29 Dec North Carolina Second Chance Act Joins National Trend of Justice Reform
At the end of June 2020, North Carolina Governor Roy Cooper signed into law the state’s Second Chance Act. At a time when lawmakers can’t agree on much, Senate Bill 562 provides hope.
The North Carolina Second Chance Act gives people with nonviolent criminal records an opportunity to have misdemeanors and low-level felonies expunged from their records. To qualify for expungement under the Second Chance Act, people convicted of a crime must fully serve their sentence. They must also pay fines. And they must have committed the offense while they were 16, 17 or 18 years old. The Act also automatically expunges charges for people who were charged but never convicted.
“We can give people who make amends for past mistakes the opportunity to clear their records,” Gov. Cooper said. “This bill offers that opportunity and a path to good jobs and a brighter future.” The bill also offers North Carolinians a rare chance to see bipartisanship during these highly politicized times.
The Second Chance Act Serves as a Somewhat Rare Example of Bipartisanship in 2020
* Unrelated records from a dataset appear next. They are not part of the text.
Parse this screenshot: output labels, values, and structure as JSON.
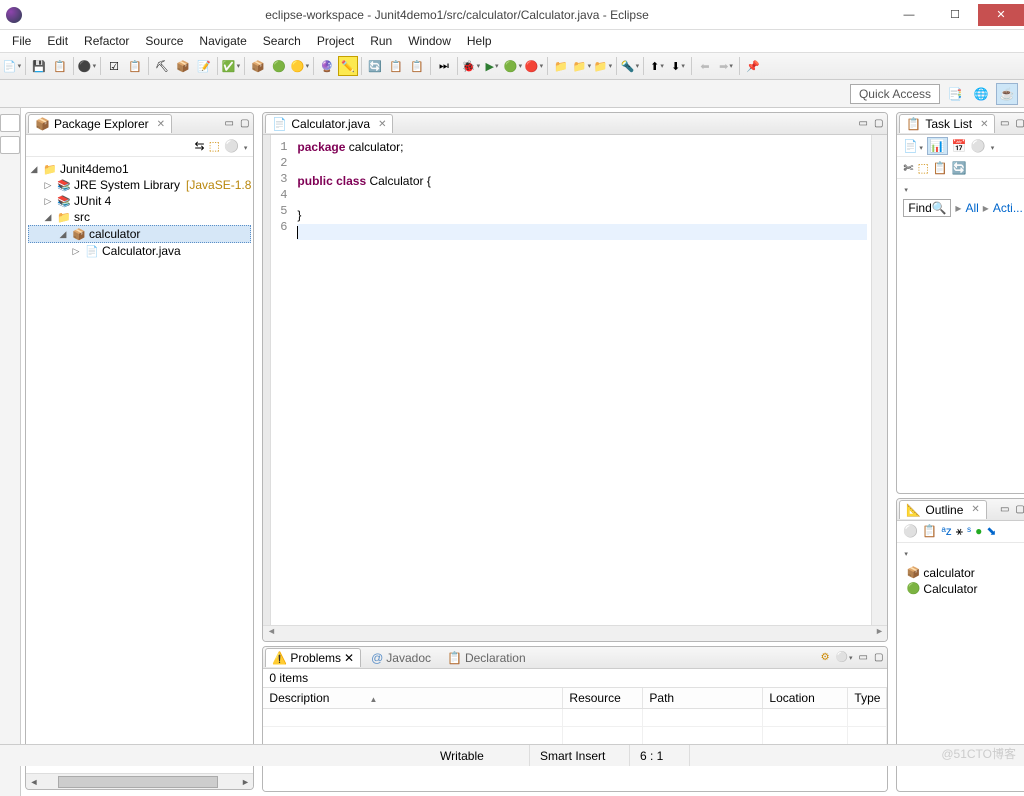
{
  "window": {
    "title": "eclipse-workspace - Junit4demo1/src/calculator/Calculator.java - Eclipse"
  },
  "menu": [
    "File",
    "Edit",
    "Refactor",
    "Source",
    "Navigate",
    "Search",
    "Project",
    "Run",
    "Window",
    "Help"
  ],
  "quick_access": "Quick Access",
  "pkg_explorer": {
    "title": "Package Explorer",
    "tree": {
      "project": "Junit4demo1",
      "jre": "JRE System Library",
      "jre_suffix": "[JavaSE-1.8",
      "junit": "JUnit 4",
      "src": "src",
      "pkg": "calculator",
      "file": "Calculator.java"
    }
  },
  "editor": {
    "tab": "Calculator.java",
    "lines": {
      "l1_kw": "package",
      "l1_rest": " calculator;",
      "l3_kw1": "public",
      "l3_kw2": "class",
      "l3_rest": " Calculator {",
      "l5": "}"
    }
  },
  "task_list": {
    "title": "Task List",
    "find": "Find",
    "all": "All",
    "acti": "Acti..."
  },
  "outline": {
    "title": "Outline",
    "pkg": "calculator",
    "cls": "Calculator"
  },
  "problems": {
    "tab_problems": "Problems",
    "tab_javadoc": "Javadoc",
    "tab_decl": "Declaration",
    "count": "0 items",
    "cols": {
      "desc": "Description",
      "res": "Resource",
      "path": "Path",
      "loc": "Location",
      "type": "Type"
    }
  },
  "status": {
    "writable": "Writable",
    "insert": "Smart Insert",
    "pos": "6 : 1"
  },
  "watermark": "@51CTO博客"
}
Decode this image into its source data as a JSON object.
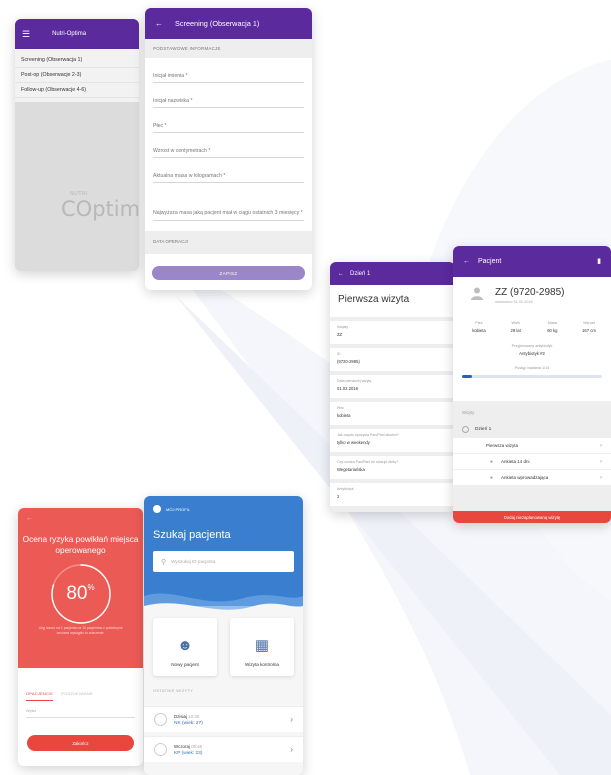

Republican Senators Danny Britt (Columbus and Robeson) and Warren Daniel (Avery, Burke, and Caldwell) and former Democratic Senator Floyd McKissick (Durham) introduced the North Carolina Second Chance Act in April of last year. After it quickly — and unanimously — passed the Senate just one month later, the bill hit a snag. It spent more than a year in the House until it finally passed — again unanimously — in June of this year. After unanimously passing the Senate again one week later, the Second Chance Act made its way to Gov. Cooper’s desk on June 18. Gov. Cooper signed it into law just one week later.
In addition to having bipartisan support inside the government, the Second Chance Act had wide-ranging support outside as well. Perhaps the best example of that support is a 2020 statement by organizations that supported its passage. The supporting organizations included those from both ends of the political spectrum, such as the American Conservative Union to Forward Justice.
The opportunities afforded by the North Carolina Second Chance Act are hard to overstate. As the organizations’ 2020 statement points out, a criminal record — even one with only dismissed charges — negatively impacts countless aspects of life. But a clean criminal record can help North Carolina residents access better employment opportunities. Those employment opportunities, in turn, raise North Carolina’s tax revenues as well, causing yet another benefit to the state.
North Carolina’s Second Chance Act Comes as States Around the Country Pass Similar Laws
The North Carolina Second Chance Act is yet another example of states taking some justice reform measures seriously. At the end of 2020, Michigan took a similar step when Governor Gretchen Whitmer signed Clean Slate Michigan into law.
“For too long, criminal charges have created barriers to employment, barriers to housing and others for hundreds of thousands of Michiganders. These bipartisan bills are going to be a game-changer,” Whitmer said at the time. “When we help people get a good job so they can put a roof over their head, it is good for our state. It is good for our families, our small businesses and our economy as a whole. It’ll bring down the recidivism rate even more. And most importantly, it’s the right thing to do.”
Somewhat like the North Carolina Second Chance Act, Michigan’s law creates an automatic process to set aside eligible misdemeanors after seven years. It also includes an automatic process to set aside eligible non-assaultive felonies after ten years. In addition to the automatic process, the new law also expands the number and types of misdemeanors and felonies that can be set aside by application. With respect to the application process, Clean Slate Michigan also reduces the waiting periods, treats multiple misdemeanors and felonies from the same transaction as one and includes several traffic offenses. Finally, it allows a person to set aside marijuana offenses if they would not be a crime under the state’s current marijuana laws.
North Carolina’s and Michigan’s Expungement Reform Comes Amid Other Reform Measures
Legislation like Clean State Michigan puts Michigan at the forefront when it comes to expungement reform. States like California, New Jersey, Pennsylvania, and Utah have enacted similar laws for low-level misdemeanors. But Michigan is the first to include low-level, non-assaultive felonies in the list of offenses eligible for automatic expungement. The North Carolina Second Chance Act isn’t far behind.
Whether it’s the North Carolina Second Chance Act or Clean Slate Michigan, it’s clear expungement reform is happening. In Michigan, the Clean Slate Act followed civil asset reform measures, a “Raise the Age” law and more. And many other states followed that trend.